Today, with arrears approaching $280 million a year, the boycott threatens to bankrupt the new government's Reconstruction & Development Program. That would undermine the ANC's election promise to build 1 million houses in the next five years, to bring electricity to townships and to improve the general quality of life for 30 million blacks neglected under apartheid.
The ANC had assumed that voting for the country's first truly democratic government would inspire blacks to reassume civic responsibilities. But ANC officials were shocked by surveys showing that payments of rent, electricity and other bills in townships crept from 19% to just 33% of residents in the six months following President Mandela's inauguration.
The group acknowledges that unemployment (near 50% for blacks) and poverty are rampant, and that ragged township services remain inferior to those provided in former whites-only areas. But ANC officials maintain the boycott is mainly driven these days not by political motives but by the fact that the two-thirds who don't pay are used to getting away with it.
"Non-payment today hurts those who have nothing and who are waiting for houses, electricity and sewerage," a stern President Mandela told residents at a bricklaying ceremony for new housing at the Marconi Beam squatter camp near here in February.
The ANC is hoping the solution lies in a new $2.8 million, six-month ad campaign titled "Masakhane" (the Zulu word meaning "Let us build each other"). The goal is to persuade blacks that political empowerment doesn't mean a free ride.
A Masakhane TV spot, produced on a non-profit basis by Sonnenberg Murphy Leo Burnett, Johannesburg, started running Feb. 24 and features Roman Catholic Archbishop Desmond Tutu.
In the commercial, Archbishop Tutu cites successful implementation of free healthcare for pregnant women and children under age 6 and school food programs as evidence that democracy has already improved township life.
But the cleric, chosen as a national spokesman because of his political neutrality and widespread credibility, also urges people to pay for rent and electricity if they expect further development.
Radio and TV spots targeted to specific communities will feature local activists who once mobilized residents to support the rent and services boycott calling for the creation of a culture of payment. A logo, showing young people of all races building a house together, will be displayed on outdoor boards and in back windows of taxis, the most popular form of township transportation.
The campaign will also feature a Masakhane road show consisting of rallies with political leaders, street theater, other entertainment and town meetings.
"We need to train people to be good citizens," said Chris Ngcobo, a Soweto resident who was jailed for five years in the '80s for promoting the rent boycott and who now manages the road show. "We'll form street committees, speak to church congregations, pensioners, burial societies [township groups that pool money for burials] and women's groups.
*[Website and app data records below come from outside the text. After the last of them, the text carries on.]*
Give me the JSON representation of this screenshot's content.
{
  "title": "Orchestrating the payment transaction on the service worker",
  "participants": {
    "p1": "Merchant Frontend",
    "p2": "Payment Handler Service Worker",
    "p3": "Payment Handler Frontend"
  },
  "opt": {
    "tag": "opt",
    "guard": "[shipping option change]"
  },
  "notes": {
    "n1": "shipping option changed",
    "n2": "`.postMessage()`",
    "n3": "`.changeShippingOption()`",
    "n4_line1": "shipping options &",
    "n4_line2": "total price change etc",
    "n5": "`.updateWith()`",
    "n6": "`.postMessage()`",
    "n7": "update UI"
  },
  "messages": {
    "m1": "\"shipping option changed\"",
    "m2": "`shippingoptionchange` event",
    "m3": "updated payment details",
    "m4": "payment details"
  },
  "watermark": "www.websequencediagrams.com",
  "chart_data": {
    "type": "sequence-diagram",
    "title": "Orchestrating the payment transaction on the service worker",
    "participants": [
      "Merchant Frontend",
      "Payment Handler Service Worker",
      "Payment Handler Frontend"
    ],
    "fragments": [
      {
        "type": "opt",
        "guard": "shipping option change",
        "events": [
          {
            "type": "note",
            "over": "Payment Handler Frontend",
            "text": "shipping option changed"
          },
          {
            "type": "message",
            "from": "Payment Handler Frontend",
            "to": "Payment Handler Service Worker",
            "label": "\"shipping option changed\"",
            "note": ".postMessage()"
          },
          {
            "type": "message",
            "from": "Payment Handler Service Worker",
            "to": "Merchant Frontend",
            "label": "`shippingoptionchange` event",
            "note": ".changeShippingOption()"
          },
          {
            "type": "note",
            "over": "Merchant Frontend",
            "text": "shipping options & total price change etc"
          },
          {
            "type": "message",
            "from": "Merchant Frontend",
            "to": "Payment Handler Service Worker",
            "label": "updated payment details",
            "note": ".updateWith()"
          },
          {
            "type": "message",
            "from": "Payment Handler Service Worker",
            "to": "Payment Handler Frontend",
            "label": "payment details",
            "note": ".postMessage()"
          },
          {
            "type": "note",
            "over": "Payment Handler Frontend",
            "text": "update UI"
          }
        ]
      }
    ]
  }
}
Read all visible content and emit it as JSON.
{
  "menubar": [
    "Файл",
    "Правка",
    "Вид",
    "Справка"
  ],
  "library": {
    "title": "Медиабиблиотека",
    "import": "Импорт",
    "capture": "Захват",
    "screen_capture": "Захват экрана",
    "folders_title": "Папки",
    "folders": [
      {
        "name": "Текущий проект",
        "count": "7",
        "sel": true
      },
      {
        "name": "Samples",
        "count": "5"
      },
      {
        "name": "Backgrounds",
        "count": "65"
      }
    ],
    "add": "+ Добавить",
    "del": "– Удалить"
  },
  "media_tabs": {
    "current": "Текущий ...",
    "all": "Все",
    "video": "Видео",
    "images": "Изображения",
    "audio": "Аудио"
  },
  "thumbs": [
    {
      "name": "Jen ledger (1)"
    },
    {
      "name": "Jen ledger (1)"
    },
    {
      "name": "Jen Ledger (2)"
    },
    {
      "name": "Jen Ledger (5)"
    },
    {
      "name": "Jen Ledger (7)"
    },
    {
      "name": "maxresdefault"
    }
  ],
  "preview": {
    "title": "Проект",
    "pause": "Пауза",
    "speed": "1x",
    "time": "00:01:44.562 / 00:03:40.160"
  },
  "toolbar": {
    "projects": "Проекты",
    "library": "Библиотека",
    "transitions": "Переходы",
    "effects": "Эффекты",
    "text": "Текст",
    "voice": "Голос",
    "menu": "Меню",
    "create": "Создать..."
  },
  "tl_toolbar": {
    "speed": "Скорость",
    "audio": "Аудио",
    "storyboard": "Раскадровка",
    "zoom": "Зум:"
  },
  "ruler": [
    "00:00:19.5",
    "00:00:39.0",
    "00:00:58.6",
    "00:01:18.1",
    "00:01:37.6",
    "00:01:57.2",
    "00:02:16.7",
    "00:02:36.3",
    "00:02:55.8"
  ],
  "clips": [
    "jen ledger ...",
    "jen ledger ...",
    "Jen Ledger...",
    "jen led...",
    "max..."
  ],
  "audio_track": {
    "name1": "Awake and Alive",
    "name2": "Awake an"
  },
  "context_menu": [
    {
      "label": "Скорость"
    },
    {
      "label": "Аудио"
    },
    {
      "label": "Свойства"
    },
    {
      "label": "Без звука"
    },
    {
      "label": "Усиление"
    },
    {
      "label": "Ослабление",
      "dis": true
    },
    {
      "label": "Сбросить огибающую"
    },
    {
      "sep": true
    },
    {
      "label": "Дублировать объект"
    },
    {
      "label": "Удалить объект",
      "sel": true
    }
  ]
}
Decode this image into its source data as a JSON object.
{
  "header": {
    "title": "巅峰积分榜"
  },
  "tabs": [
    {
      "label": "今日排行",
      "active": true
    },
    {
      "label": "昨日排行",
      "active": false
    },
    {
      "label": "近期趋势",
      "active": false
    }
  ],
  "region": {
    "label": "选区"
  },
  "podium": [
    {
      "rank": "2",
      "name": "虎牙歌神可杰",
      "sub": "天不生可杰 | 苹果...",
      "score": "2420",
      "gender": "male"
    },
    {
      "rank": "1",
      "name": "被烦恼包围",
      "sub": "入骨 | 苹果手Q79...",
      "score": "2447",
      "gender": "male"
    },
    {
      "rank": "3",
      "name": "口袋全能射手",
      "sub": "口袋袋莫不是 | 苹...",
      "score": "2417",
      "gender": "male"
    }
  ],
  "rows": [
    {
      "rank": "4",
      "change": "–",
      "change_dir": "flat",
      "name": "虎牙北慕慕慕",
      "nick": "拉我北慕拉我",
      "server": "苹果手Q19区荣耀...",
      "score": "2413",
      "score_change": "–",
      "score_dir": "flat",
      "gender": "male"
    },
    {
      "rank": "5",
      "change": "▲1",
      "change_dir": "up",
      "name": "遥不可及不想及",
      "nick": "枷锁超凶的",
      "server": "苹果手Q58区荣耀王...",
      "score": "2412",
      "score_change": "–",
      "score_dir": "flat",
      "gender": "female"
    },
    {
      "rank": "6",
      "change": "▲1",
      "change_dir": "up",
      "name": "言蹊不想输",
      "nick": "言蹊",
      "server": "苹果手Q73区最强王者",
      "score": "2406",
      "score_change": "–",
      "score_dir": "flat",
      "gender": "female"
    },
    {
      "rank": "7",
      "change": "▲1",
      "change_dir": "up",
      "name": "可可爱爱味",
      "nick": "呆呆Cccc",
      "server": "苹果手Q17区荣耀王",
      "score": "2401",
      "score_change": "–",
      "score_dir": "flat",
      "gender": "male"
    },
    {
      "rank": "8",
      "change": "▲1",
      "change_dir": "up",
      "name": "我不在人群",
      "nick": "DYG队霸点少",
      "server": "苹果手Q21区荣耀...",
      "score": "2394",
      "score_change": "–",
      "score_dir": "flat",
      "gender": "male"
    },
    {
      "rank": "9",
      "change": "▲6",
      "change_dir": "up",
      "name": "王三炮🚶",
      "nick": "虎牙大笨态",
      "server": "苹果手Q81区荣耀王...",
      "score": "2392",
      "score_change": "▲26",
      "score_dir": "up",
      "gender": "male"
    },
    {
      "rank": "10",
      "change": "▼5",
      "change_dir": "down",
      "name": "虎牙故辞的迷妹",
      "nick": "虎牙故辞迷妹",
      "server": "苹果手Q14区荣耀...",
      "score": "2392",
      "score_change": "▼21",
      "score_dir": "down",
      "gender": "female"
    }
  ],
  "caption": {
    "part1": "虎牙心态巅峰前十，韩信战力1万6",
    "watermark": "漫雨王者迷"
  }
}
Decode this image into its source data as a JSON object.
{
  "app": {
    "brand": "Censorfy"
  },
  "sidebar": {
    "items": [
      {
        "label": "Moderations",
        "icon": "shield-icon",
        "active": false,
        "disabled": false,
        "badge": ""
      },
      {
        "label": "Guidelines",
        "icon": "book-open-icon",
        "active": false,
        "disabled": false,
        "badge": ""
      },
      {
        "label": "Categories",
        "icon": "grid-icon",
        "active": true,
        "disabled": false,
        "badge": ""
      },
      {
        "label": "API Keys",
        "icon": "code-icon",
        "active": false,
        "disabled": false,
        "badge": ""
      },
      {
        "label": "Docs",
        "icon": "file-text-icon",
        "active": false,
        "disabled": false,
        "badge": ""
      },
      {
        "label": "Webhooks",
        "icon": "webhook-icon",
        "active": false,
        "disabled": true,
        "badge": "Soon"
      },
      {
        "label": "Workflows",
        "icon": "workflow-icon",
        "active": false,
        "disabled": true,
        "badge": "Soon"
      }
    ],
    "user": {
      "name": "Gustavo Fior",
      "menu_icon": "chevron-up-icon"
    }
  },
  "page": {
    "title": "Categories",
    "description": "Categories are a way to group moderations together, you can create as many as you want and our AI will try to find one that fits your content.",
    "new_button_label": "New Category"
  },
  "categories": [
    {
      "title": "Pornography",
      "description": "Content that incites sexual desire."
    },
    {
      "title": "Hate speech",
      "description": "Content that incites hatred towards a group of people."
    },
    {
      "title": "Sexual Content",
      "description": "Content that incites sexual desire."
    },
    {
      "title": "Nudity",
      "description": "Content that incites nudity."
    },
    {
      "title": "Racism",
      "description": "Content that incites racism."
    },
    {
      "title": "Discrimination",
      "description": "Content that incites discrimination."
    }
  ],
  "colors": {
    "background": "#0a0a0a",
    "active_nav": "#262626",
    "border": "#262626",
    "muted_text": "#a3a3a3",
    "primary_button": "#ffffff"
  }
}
The tactics that we used to destroy apartheid should be used to restore our confidence in government."
Analysts warn that the success of the campaign hinges on the outcome of next October's provincial and local elections, and the re-establishment of legitimate township administration. Despite a registration campaign, however, a disappointing 1% of eligible voters so far has registered for the upcoming election, generating concern about the credibility of the vote.
A major problem from the collapse of local authority during the apartheid era is the absence of a mechanism to serve people who actually want to pay bills. In many townships, postal service is either non-existent or so bad that mail is rarely delivered. According to the government, 65% of blacks never receive bills in the first place.
"It doesn't matter how many times Mandela goes on TV and says you must pay," said Andrew Borraine, executive director of the Institute for Local Governance & Development, a private consultant to local governments. "You need to restore the entire system and not just the culture of payment."